I am quite sure that if we walked together into the quiet fields and snowswept woods, stopping now and then to consider the tracks of deer, or the play of the crescent moon through the pines, that you too would experience God. Indeed, sharing those moments is often the sweetest thing I can imagine.
I glimpse perfection in those moments simply because I know – or remember, perhaps – that imperfection is just a consequence of seeing from the fragmented rather than the whole (or healed) mind. It is a consequence of accepting busy-ness instead of stillness.
And we have to remember: stillness is not just the body at rest (though it may be that) but something far deeper and grander than the body. Stillness is not a retreat from the world, nor the absence of the world’s seeming effects. Rather, it is a state in which the world and its apparent effects are perceived rightly, which is to say that they are held as is – free of our need to alter or improve them – and so they go without effect.
Really, so much of our anguish comes from simply wanting to change things, which is a resistance to what is, which is – importantly – our lack of faith in a loving God. Who truly places their trust in God by definition knows peace. Who does not yet know peace is still just trusting God in name only. We can intuit our faith in God by the measure of desire that things be other than what they are.
In a sense then, to be still is to understand the true source of causation without either denying or projecting it. To be still is to accept that salvation is simple and both begins and ends within. It is of us, because we are of God, in the same way that the river touching this bank is of the river touching that bank.
Any conclusion – any perceived (or concievable) end – reflects a linearity that is not of God. There is no end to what is as there is no beginning: there is merely the continual flow. It is not even circular; it cannot be contained or explained by geometry or anything else circumscribed by language. As A Course in Miracles says:
We say “God is,” and then we cease to speak, for in that knowledge words are meaningless. There are no lips to speak them, and no part of mind sufficiently distinct to feel that it is now aware of something not itself. It has united with its Source. And like its Source Itself, it merely is (W-pI.169.5:4-7).
I am not suggesting that those moments when I most clearly and lucidly know that “[o]neness is simply the idea God is” (W-pI.169.5:1) – are an end, or even a stage presaging some further development. They are glimpses of the truth continually given, temporarily perceived in form but hardly limited thereby. It calls me because it is what sustains me: the always-given, always-giving. They reflect the truth that the world is nothing more than a series of chances “to perceive another situation where God’s gift can once again be recognized as ours! (T-31.VIII.9:1)

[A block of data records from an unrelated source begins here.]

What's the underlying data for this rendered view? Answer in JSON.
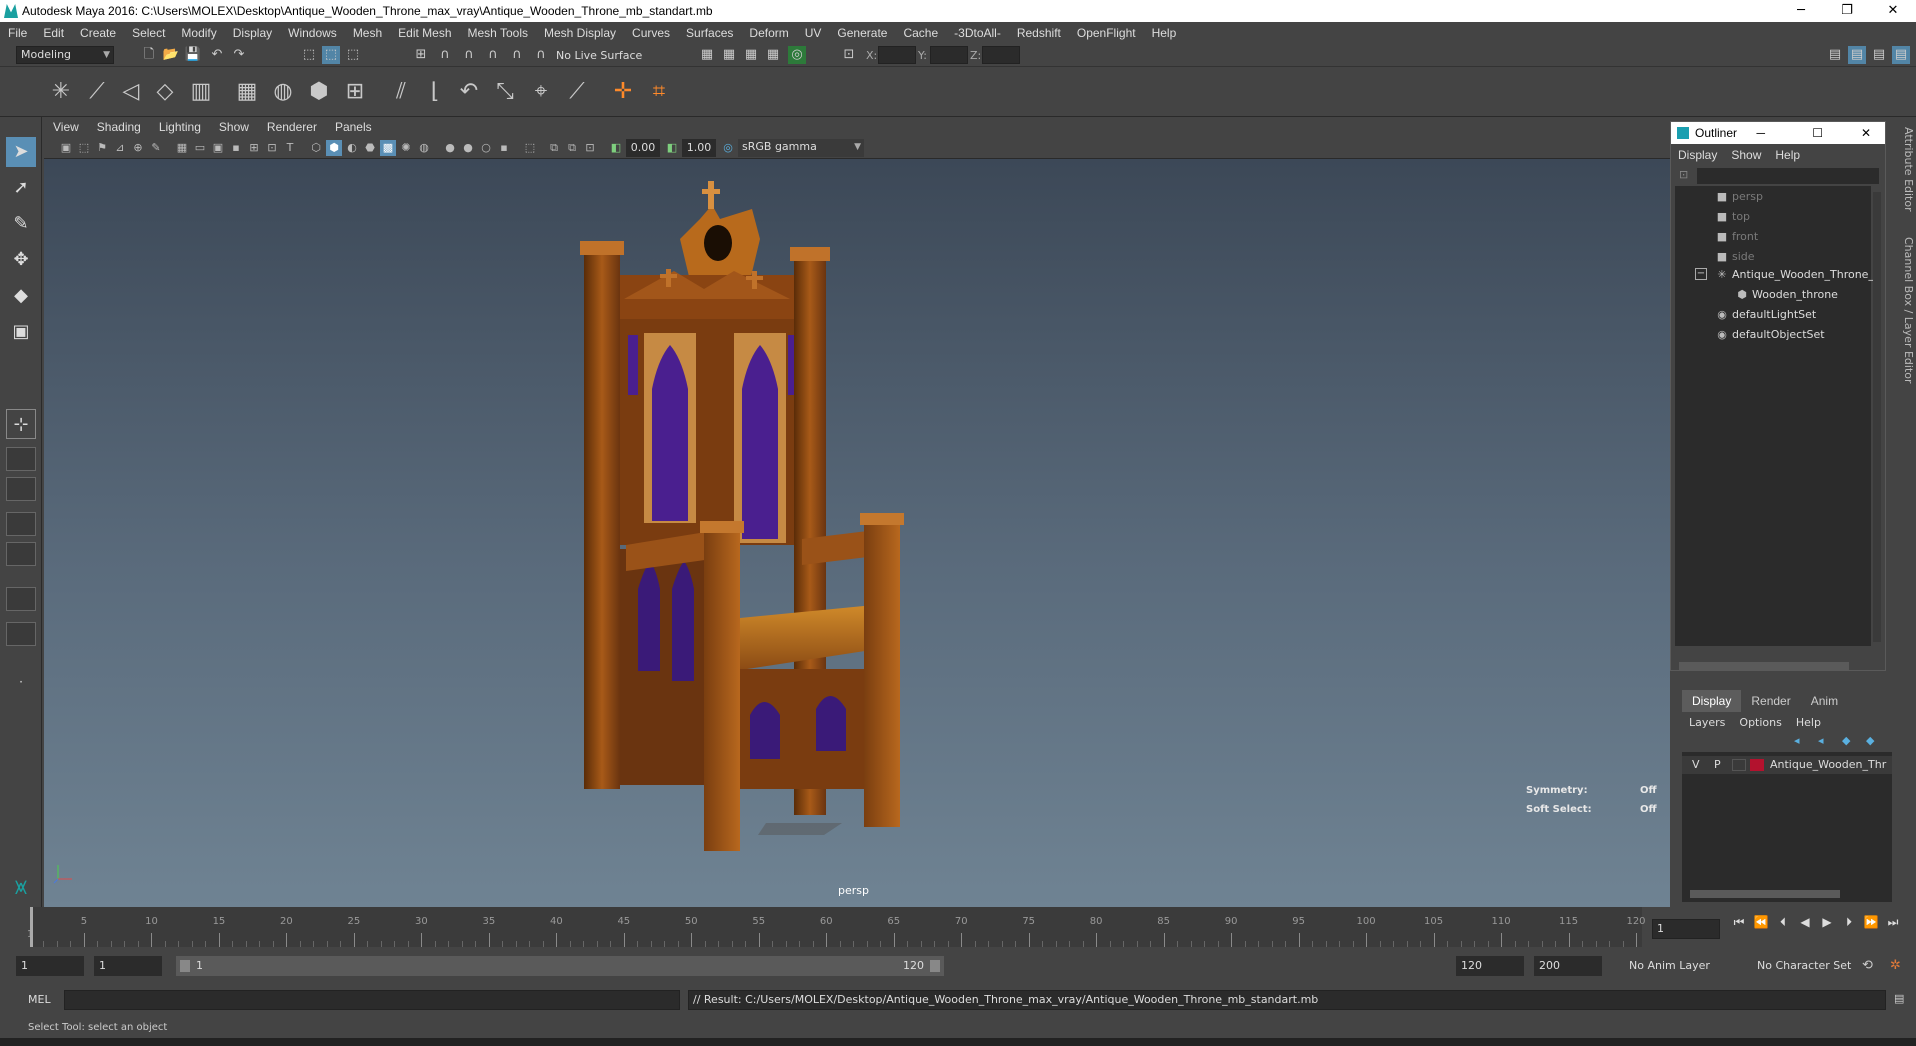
{
  "window": {
    "title": "Autodesk Maya 2016: C:\\Users\\MOLEX\\Desktop\\Antique_Wooden_Throne_max_vray\\Antique_Wooden_Throne_mb_standart.mb",
    "minimize": "─",
    "restore": "❐",
    "close": "✕"
  },
  "menubar": [
    "File",
    "Edit",
    "Create",
    "Select",
    "Modify",
    "Display",
    "Windows",
    "Mesh",
    "Edit Mesh",
    "Mesh Tools",
    "Mesh Display",
    "Curves",
    "Surfaces",
    "Deform",
    "UV",
    "Generate",
    "Cache",
    "-3DtoAll-",
    "Redshift",
    "OpenFlight",
    "Help"
  ],
  "statusline": {
    "mode": "Modeling",
    "live_surface": "No Live Surface",
    "x_label": "X:",
    "y_label": "Y:",
    "z_label": "Z:"
  },
  "viewport": {
    "menu": [
      "View",
      "Shading",
      "Lighting",
      "Show",
      "Renderer",
      "Panels"
    ],
    "exposure": "0.00",
    "gamma": "1.00",
    "colorspace": "sRGB gamma",
    "camera": "persp",
    "symmetry_label": "Symmetry:",
    "symmetry_value": "Off",
    "softselect_label": "Soft Select:",
    "softselect_value": "Off"
  },
  "outliner": {
    "title": "Outliner",
    "menu": [
      "Display",
      "Show",
      "Help"
    ],
    "items": [
      {
        "label": "persp",
        "icon": "camera-icon"
      },
      {
        "label": "top",
        "icon": "camera-icon"
      },
      {
        "label": "front",
        "icon": "camera-icon"
      },
      {
        "label": "side",
        "icon": "camera-icon"
      },
      {
        "label": "Antique_Wooden_Throne_",
        "icon": "group-icon"
      },
      {
        "label": "Wooden_throne",
        "icon": "mesh-icon"
      },
      {
        "label": "defaultLightSet",
        "icon": "set-icon"
      },
      {
        "label": "defaultObjectSet",
        "icon": "set-icon"
      }
    ],
    "collapse": "−"
  },
  "layers": {
    "tabs": [
      "Display",
      "Render",
      "Anim"
    ],
    "menu": [
      "Layers",
      "Options",
      "Help"
    ],
    "row": {
      "v": "V",
      "p": "P",
      "name": "Antique_Wooden_Thr",
      "color": "#b3122e"
    }
  },
  "sidetabs": {
    "attribute_editor": "Attribute Editor",
    "channel_box": "Channel Box / Layer Editor"
  },
  "timeline": {
    "ticks": [
      5,
      10,
      15,
      20,
      25,
      30,
      35,
      40,
      45,
      50,
      55,
      60,
      65,
      70,
      75,
      80,
      85,
      90,
      95,
      100,
      105,
      110,
      115,
      120
    ],
    "start_label": "1",
    "current_frame": "1"
  },
  "range": {
    "start": "1",
    "playback_start": "1",
    "range_start": "1",
    "range_end": "120",
    "playback_end": "120",
    "end": "200",
    "anim_layer": "No Anim Layer",
    "character_set": "No Character Set"
  },
  "command": {
    "language": "MEL",
    "result": "// Result: C:/Users/MOLEX/Desktop/Antique_Wooden_Throne_max_vray/Antique_Wooden_Throne_mb_standart.mb"
  },
  "helpline": "Select Tool: select an object",
  "colors": {
    "accent": "#5a8fb5",
    "wood": "#8a4a12",
    "fabric": "#4a1f8f",
    "maya_teal": "#1aa0a0"
  }
}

Leaving Japan for India in 1993, Tara Singh wrote that “the greatest thing one can merit is to liberate oneself from external activities, no matter how important they seem to one’s personality.”
Ending thought’s activity is of utmost importance. How blessed to BE, without projection.
I am not to seek or to maintain the round of unfulfillment (Moments Outside Time, 275).
It is a decision – a choice we make – to seek the continually-extending grace of God and to locate ourselves within it. It is the opposite of personality. It is neither an end nor a conclusion; nor is it a beginning. It is rather a recognition that we are what is, outside perception and beyond concepts.
[a]ll creation recognizes You, and knows You as the only Sources it has. Clear in Your likeness does the light shine forth from everything that lives and moves in You (T-31.VIII.12:6-7).
Thus I “sing” songs of praise and gratefulness, here and in the forest, and points in between, endlessly recalling the Home that together we never left.